Growing up in the Pacific Northwest gave Kaj Bune an early love for the wilderness. He cut his teeth on kayaking trips with his father and continues to seek out family adventure in the backcountry. His entire professional career has been in the outdoor industry working for brands like Helly Hansen, Outdoor Research and now Exped. Bune blends adventure with a passion for photography and mindfulness. This is a guy who can get his hands dirty, then write Haiku. Get him talking about nature and it doesn’t take long for him to get deep.
RootsRated: Why do you feel compelled to be outdoors?
Kaj Bune : Ah, yes, the question that lies at the heart of outdoor adventure: why? George Mallory (of Everest fame) famously answered that question with the line "Because it's there." But this has never been a very satisfying answer for me. I'm not sure I've figured out an ultimate answer, but along the way I've come to some understandings that are too long and touchy-feely for our culture. "Because it's there" is a much better sound bite. But you know, I wonder if George Mallory might actually have been referring to the human heart, not Mount Everest. "Because it's there—in my heart," or something like that. Maybe that's what he meant.
For me, there are three main reasons I'm compelled to go into the outdoors: friendship, to be in nature, and to be in the moment.
It's easy to convince ourselves that we are the most important things in the universe, especially when we are surrounded by technology and concrete and we're sitting on the couch. It's another thing altogether to be confronted by the full magnificence of the natural world.
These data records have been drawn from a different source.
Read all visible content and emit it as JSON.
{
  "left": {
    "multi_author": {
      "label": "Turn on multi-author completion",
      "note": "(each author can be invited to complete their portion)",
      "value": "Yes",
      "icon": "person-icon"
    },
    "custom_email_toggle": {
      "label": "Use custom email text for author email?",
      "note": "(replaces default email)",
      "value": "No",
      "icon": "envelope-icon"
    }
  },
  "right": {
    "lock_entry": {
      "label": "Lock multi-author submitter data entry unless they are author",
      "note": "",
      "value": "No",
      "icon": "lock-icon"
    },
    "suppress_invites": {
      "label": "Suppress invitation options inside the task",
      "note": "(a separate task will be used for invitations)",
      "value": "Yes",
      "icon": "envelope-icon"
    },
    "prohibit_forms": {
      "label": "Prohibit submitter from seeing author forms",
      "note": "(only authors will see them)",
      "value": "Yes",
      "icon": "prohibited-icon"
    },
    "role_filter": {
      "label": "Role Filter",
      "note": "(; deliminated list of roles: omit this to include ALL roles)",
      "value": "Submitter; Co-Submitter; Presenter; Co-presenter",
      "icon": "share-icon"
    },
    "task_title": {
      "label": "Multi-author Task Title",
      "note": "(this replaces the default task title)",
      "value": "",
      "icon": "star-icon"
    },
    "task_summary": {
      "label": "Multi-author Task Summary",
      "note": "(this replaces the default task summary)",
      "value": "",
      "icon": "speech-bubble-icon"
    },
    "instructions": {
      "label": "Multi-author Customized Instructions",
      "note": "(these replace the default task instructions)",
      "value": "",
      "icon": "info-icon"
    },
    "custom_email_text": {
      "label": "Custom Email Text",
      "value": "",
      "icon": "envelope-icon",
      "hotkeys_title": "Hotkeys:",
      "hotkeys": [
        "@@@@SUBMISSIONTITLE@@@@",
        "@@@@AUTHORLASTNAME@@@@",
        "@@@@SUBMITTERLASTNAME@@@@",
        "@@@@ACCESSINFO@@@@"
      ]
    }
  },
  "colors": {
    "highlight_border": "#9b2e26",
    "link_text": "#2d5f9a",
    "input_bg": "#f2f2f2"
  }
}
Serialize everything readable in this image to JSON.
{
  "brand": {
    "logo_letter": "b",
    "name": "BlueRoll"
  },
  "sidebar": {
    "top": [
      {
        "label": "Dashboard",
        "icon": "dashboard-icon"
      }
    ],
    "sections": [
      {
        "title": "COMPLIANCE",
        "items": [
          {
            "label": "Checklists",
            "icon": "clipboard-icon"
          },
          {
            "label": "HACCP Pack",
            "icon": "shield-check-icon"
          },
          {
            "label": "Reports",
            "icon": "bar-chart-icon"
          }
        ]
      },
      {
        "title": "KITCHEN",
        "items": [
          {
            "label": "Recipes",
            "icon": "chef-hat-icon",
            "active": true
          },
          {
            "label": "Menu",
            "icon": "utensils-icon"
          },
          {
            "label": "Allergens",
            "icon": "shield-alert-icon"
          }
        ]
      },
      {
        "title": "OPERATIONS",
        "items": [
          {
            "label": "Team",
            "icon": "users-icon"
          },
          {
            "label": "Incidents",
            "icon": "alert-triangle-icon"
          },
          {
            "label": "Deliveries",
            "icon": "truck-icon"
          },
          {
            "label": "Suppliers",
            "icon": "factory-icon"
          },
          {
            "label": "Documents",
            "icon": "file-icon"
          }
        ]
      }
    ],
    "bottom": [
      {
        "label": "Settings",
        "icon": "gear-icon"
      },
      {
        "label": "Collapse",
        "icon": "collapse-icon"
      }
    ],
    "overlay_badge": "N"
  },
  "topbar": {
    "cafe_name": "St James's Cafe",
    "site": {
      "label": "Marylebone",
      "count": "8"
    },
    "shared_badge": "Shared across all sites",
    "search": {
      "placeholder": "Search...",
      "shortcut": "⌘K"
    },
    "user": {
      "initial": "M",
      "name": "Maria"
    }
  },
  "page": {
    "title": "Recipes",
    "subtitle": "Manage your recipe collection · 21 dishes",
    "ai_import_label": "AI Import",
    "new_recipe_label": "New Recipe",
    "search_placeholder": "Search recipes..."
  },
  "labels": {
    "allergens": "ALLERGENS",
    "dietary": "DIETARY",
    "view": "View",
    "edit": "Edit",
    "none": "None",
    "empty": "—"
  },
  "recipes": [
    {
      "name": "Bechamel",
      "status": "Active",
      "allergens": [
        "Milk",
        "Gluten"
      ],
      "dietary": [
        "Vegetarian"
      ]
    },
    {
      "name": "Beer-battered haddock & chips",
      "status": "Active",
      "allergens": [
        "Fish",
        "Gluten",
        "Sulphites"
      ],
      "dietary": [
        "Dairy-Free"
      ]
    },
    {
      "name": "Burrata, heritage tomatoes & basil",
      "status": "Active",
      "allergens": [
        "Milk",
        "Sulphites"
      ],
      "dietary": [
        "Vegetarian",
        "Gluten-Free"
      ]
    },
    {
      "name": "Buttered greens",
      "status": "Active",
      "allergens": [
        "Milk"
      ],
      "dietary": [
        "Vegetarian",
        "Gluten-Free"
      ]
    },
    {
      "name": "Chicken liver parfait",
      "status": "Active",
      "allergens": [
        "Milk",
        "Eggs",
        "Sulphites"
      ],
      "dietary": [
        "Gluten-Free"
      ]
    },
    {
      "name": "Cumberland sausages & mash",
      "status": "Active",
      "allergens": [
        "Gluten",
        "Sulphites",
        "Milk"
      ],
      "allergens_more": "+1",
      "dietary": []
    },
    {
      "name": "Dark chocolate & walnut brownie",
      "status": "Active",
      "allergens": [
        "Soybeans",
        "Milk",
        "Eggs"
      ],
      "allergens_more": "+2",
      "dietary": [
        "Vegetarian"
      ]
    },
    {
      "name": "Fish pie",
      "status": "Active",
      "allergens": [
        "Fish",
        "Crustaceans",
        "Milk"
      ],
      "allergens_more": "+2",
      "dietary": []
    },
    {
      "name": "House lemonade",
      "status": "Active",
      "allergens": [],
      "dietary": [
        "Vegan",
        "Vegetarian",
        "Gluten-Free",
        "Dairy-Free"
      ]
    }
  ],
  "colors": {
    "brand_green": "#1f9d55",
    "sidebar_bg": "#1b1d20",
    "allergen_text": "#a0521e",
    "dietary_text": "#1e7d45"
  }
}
It is humbling and exhilarating at the same time, and going outside almost guarantees that our sense of wonder will be renewed.
The other thing, perhaps the best thing, about going on adventures is the camaraderie and friendships that are created and enhanced. Although I like to go on solo trips occasionally, I much prefer to go with good friends and family. To share the feelings of awe and wonder, and to experience the flow and the challenges with good friends is priceless. After literally putting my life in someone's hands (on belay or roped up on a glacier, etc.) a very strong bond is created.
RR: What is your favorite mode of adventure?
Kaj Bune : I realized long ago I couldn’t pick one. One day I'd answer backcountry skiing and the next it would be alpine mountaineering and on another day I'd say canoe or kayak. But I can say that my favorite circumstance is one of uncertainty.
My definition of adventure is doing something for which the outcome is unknown. I like the feeling of not knowing the route or where the campsite will be or what obstacles will be in the way. That is my favorite mode—heart racing a little bit.
RR: Have you had any interesting wildlife encounters?
Kaj Bune : Oh, man! Too many to count. Being followed for several days by the rarely glimpsed glacier bear (sometimes called a blue bear) was memorable. Paddling in the Pacific Northwest regularly serves up the possibility of encounters with marine life. We were fishing in canoes one afternoon and a grey whale was feeding nearby. It vocalized at one point and the sound carried through the boats and reverberated in our heads. We didn't realize right away that it was the whale. The whole experience had a mysterious quality and it sounded to me like a cloaked space ship had flown just over our heads! It only takes one of these moments to turn a person into a lifelong searcher for similar experiences.
RR: The adventure life isn’t just for solo twenty-something men. Kids love the woods, right?
Kaj Bune : Well, you used the all-important word that ties adventure and family together: love. When we've put these two great loves together, amazing things happen. In 2007, our regular paddling group of three families made a very special trip along the central coast of BC. For two weeks we paddled along the wild outer coast and had one of my favorite adventures. At the time my son was 8 years old and my dad was 77. We've done many things as a family but for me the paddle trips are the gems.
RR: How has working at EXPED influenced you?
Kaj Bune : It has shown me how valuable a true and clear focus on innovation and quality can be. At the heart of Exped are the owners, Heidi and Andi Brun, who have had an enormously positive influence on me. After over 30 years in the outdoor industry I'm probably a candidate for becoming an old curmudgeon, but Andi and Heidi help keep me aligned with true north, by example. They are very special, caring and honest people and have not lost their enthusiasm for work or play, and this is reflected in their company.
RR: What’s the story behind the photo of the plane?
Kaj Bune : It was St. Elias Range in Alaska. The pilot landed on the glacier, but the surface was thigh deep slush. Took us an hour or so to get him turned around so he could fly off down glacier. As he got in the plane he said "I'm not landing here again so I'll pick you up somewhere else. I'll check with you in a week." So we climbed and skied Mt. Bear and then he picked us up and moved us to another peak, Mt. Bona, for more adventure.
RR: What advice would you give RootsRated readers?
Kaj Bune : We can see endless photos and read detailed reports of places we'd like to visit, but to me what matters is that we walk out our door and do it, whatever it is. There’s no substitute for actually walking the path and feeling the wind on your face and smelling those alpine trees. Go outside. Now.